But really, just how likely is a time when humans will have sexual or loving relationships with lifelike female, male, or transgender robots? Well, according to David Levy, an expert in robots and artificial intelligence, a time when humans will routinely be having sex with robots is actually only about forty years into the future.
Levy is the author of Robots Unlimited, published in 2005, and more recently the provocative book Love + Sex With Robots: The Evolution of Human-Robot Relationships, which was just published by Harper Collins. He asserts that such technological advances are just around the corner and that they will be not considered weird but, he believes, generally be very warmly accepted.
January 17 Santa Cruz, CA Veterans Hall (also w/ ARCHONS)
January 18 San Jose, CA Blank Club (also w/ ARCHONS)
January 19 Pomona, CA The Glass House (w/ ARCHONS)
January 20 Tucson, AZ Plush (also w/ ARCHONS)
January 22 Lubbock, TX Jake's Backroom (also w/ RWAKE)
January 23 Corpus Christi, TX The Compound (also w/ RWAKE)
January 24 Denton, TX Rubber Gloves (also w/ RWAKE)
January 25 Little Rock, AR Revolution Music Room (also w/ RWAKE)
January 26 Memphis, TN Hi Tone (also w/ RWAKE)
January 27 Nashville, TN Exit/In (also w/ RWAKE)
January 29 Birmingham, AL Bottle Tree (also w/ RWAKE)
January 30 Atlanta, GA E.A.R.L (also w/ RWAKE)
January 31 Orlando, FL Back Booth (also w/ RWAKE)
February 1 Miami, FL Churchhill's (also w/ RWAKE)
February 2 Tampa, FL Crowbar (also w/ RWAKE)
February 3 Gainesville, FL Common Grounds (also w/ RWAKE)
February 5 Charlotte, NC The Milestone (also w/ CAR BOMB)
February 6 Carrboro, NC Cats Cradle (also w/ CAR BOMB)
February 7 Virginia Beach, VA Steppin Out (also w/ CAR BOMB)
February 8 Wilmington, DE Mojo 13 (also w/ CAR BOMB)
February 9 Allentown, PA Crocodile Rock Café (also w/ CAR BOMB)
February 10 Brooklyn, NY Europa (also w/ CAR BOMB)
February 11 Milford, CT Daniel Street (also w/ CAR BOMB)
February 13 Worcester, MA Palladium Upstairs (also w/ CAR BOMB)
February 14 Pittsburgh, PA Diesel (also w/ INTRONAUT)
February 15 Columbus, OH Ravari Room (also w/ INTRONAUT)
February 16 Louisville, KY Uncle Peasants (also w/ INTRONAUT)
February 17 St. Louis, MO 2 Cents Plain (also w/ INTRONAUT)
February 18 Iowa City, IA The Picador (also w/ INTRONAUT)
February 19 Lawrence, KS Bottleneck (also w/ INTRONAUT)
February 20 Denver, CO Bluebird Theater (also w/ INTRONAUT)
February 22 Sacramento, CA Blue Lamp (also w/ INTRONAUT)
February 23 Oakland, CA Uptown Nightclub (also w/ INTRONAUT)
w00t. – interjection: expressing joy (it could be after a triumph, or for no reason at all); similar in use to the word "yay", example: “w00t! I won word of the year”
The word has yet to find its way into the regular Merriam-Webster dictionary—but its inclusion in the online Open Dictionary, along with the top honors might just improve its chances.

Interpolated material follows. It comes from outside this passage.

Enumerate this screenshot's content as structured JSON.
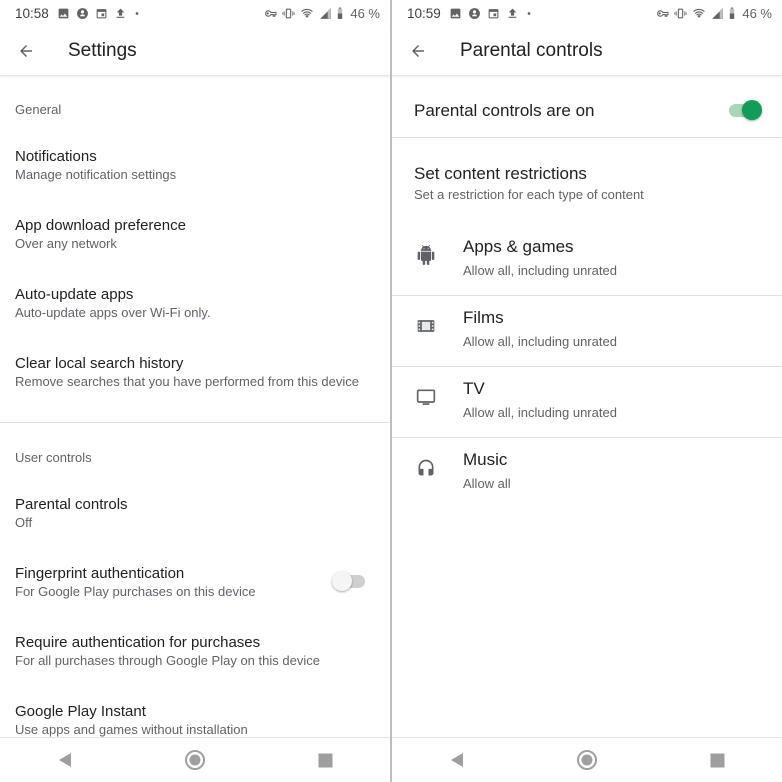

This year's winning word first became popular in competitive online gaming forums. Although the double "o" in the word is usually represented by double zeroes, the exclamation is also known to be an acronym for "We Owned the Other Team". In 2006 the Merriam-Webster dictionary voted “truthiness”, from the Stephen Colbert Report, as the word of the year.
However! (Drum-roll please)
New Oxford American Dictionary 2007 Word of the Year is “locavore”. Locavore was coined two years ago by a group of four women in San Francisco who proposed that local residents should try to eat only food grown or produced within a 100-mile radius. Another spelling variation sometimes seen is “localvores”. The locavore movement encourages consumers to buy from farmers’ markets or even to grow or pick their own food, arguing that fresh, local products are more nutritious and taste better. Locavores also shun supermarket offerings as an environmentally friendly measure, since shipping food over long distances often requires more fuel for transportation. The New Oxford American Dictionary word of the year in 2006 was “Carbon Neutral”.